Sgt. Gerald L. Allen looked on his first mission over France as a "milk run" until he examined his Marauder plane after it had landed.
A turret gunner on the B-26 "Goatee Hell", he said he was too busy watching for enemy planes to notice that his plane had been struck by flak, and that the pilot flew the plane back to the field on one engine. He is the son of Mr. and Mrs. Lamont Allen of Slippery Rock.
Three ground crew smoking pipes at the unknown airbase
Three ground crew at the unknown airbase with tents and buildings in background
A smiling soldier walking pasted two ordinary Parisians to use a public toilet. Paris, France
American soldier near Arc de Triomphe de l'Étoile, Place Charles-de-Gaulle Champs-Élysées, Paris, France
P.S. Blanks loading and arming bombs in bomb bay of Martin B-26 Marauder
P.S. Blanks with carbine rifle dressed in cold weather gear on French airbase
Nine crew men in England with dog mascot and one man holding a rifle.
The crew chief with a Martin B-26 Marauder named "Mild and Bitter"
A picture of B-26 Marauder "Mild and Bitter" with signatures and autographs of ground crews and air crews.
Martin B-26 Marauder, Tail Number 243285
42-43285 was named “Sit’N’Git”, coded PN-K, 322nd BG / 449th BS. This aircraft survived the war having flown 156 combat missions.
Martin B-26 Marauder, Tail Number C PN 131773, with D-Day stripes.
Crewman with horse in England or France.
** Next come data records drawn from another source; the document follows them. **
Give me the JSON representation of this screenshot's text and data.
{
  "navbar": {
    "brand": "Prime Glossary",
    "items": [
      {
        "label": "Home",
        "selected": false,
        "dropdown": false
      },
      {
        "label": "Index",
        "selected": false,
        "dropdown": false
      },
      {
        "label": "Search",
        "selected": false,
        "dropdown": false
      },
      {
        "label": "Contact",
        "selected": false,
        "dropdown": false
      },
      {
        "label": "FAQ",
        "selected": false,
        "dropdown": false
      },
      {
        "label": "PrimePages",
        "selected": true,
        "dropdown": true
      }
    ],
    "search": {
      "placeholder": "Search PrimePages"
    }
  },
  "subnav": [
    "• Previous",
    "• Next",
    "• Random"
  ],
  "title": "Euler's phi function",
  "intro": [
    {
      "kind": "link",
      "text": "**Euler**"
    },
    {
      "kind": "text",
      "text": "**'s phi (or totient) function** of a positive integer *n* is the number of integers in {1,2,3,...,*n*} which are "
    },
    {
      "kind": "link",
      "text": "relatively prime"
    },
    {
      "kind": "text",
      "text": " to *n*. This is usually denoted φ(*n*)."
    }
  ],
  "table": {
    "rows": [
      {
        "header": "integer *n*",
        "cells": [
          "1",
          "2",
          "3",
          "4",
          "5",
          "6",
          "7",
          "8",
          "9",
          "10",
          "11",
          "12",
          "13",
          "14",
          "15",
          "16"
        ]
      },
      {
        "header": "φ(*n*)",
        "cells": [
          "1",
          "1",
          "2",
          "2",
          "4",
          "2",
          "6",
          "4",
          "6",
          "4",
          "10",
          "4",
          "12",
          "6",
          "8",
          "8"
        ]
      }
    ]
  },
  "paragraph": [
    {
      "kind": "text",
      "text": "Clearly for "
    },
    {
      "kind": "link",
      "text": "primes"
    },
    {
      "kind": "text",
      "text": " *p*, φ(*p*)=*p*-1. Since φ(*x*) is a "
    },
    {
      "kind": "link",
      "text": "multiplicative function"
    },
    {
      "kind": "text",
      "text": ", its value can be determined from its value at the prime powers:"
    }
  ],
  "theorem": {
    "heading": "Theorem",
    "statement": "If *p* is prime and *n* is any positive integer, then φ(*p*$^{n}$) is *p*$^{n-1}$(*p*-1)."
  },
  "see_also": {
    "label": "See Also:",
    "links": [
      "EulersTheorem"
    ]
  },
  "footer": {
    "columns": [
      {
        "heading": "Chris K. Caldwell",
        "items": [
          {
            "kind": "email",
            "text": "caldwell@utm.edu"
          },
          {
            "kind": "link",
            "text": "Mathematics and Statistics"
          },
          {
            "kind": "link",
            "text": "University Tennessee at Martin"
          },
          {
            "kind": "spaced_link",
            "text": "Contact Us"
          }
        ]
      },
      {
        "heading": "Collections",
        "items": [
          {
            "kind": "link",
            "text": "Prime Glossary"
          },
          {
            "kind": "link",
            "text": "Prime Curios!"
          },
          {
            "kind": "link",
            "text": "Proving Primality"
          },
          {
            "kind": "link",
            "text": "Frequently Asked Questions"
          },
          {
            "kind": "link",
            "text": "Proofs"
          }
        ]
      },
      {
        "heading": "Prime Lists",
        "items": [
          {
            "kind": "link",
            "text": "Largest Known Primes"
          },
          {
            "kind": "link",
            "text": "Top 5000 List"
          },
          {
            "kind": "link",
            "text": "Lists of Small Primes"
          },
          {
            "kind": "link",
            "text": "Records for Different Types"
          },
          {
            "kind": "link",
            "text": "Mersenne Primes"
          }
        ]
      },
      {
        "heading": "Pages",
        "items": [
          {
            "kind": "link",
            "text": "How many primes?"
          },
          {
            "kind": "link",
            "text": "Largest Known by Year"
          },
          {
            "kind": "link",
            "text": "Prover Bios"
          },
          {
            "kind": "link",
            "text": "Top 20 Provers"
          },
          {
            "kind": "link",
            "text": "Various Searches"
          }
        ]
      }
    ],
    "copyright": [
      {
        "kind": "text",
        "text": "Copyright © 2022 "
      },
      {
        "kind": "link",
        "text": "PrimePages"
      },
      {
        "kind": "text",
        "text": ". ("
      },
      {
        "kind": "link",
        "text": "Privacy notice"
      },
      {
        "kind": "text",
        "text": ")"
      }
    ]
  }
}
Building in background has surname Manns on signage.
Regarding the photo of an airman with a horse. the caption points out a sign in the top left of the
photo inscribed “Manns”. During this period “Manns” was a London based brewery.
“Flak Bait”, serial 41-31773, coded PN-O, 322nd BG / 449th BS. Completed 202 combat missions and survived the war.
American solider standing in a France airbase.
American B26 Marauder crewman sitting on 2000 pound bomb.
A second American B26 Marauder crewman sitting on 2000 pound bomb.
44-67879 was named “Lil’ Murf”, coded PN-Q, 322nd BG / 449th BS.
The photo of an airman in Braintree Park. This park is known as “Braintree & Bocking Public Gardens” and is still open today.
43-34611, named “Green Ghost”, coded PN-F, 322nd BG / 449th BS. In the background of this photo
can be seen the tail of 41-18272, PN-D, named “Murder Inc”, 322nd BG / 449th BS.
42-107664, coded PN-A, named “Je Reviens”, 322nd BG / 449th BS.
Aircraft named “A Broad For Duty” is 42-107557, BN# 32, of the 17th Bomb Group, 37th Bomb Squadron.
The unidentified B-26 with sharks mouth nose art and the image of a girl kneeling on a bomb is a 320th BG / 444th BS aircraft.
44-68095, coded PN-C, 322nd BG / 449th BS.
The photo of 43-34453 with collapsed undercarriage is named “Cherie”, coded DR-S, 22nd BG / 452nd BS. The nose wheel collapsed on landing
at A-61 Beauvais-Tille Airfield, France on 14th Feb 45. The aircraft was flown by Lt. Col. Dewin D Bentley, the group executive officer.
The aircraft in flight over Le Bourget airfield, Paris is 44-68122, named “Johnny’s Jokers”, coded PN-W, 322nd BG / 449th BS.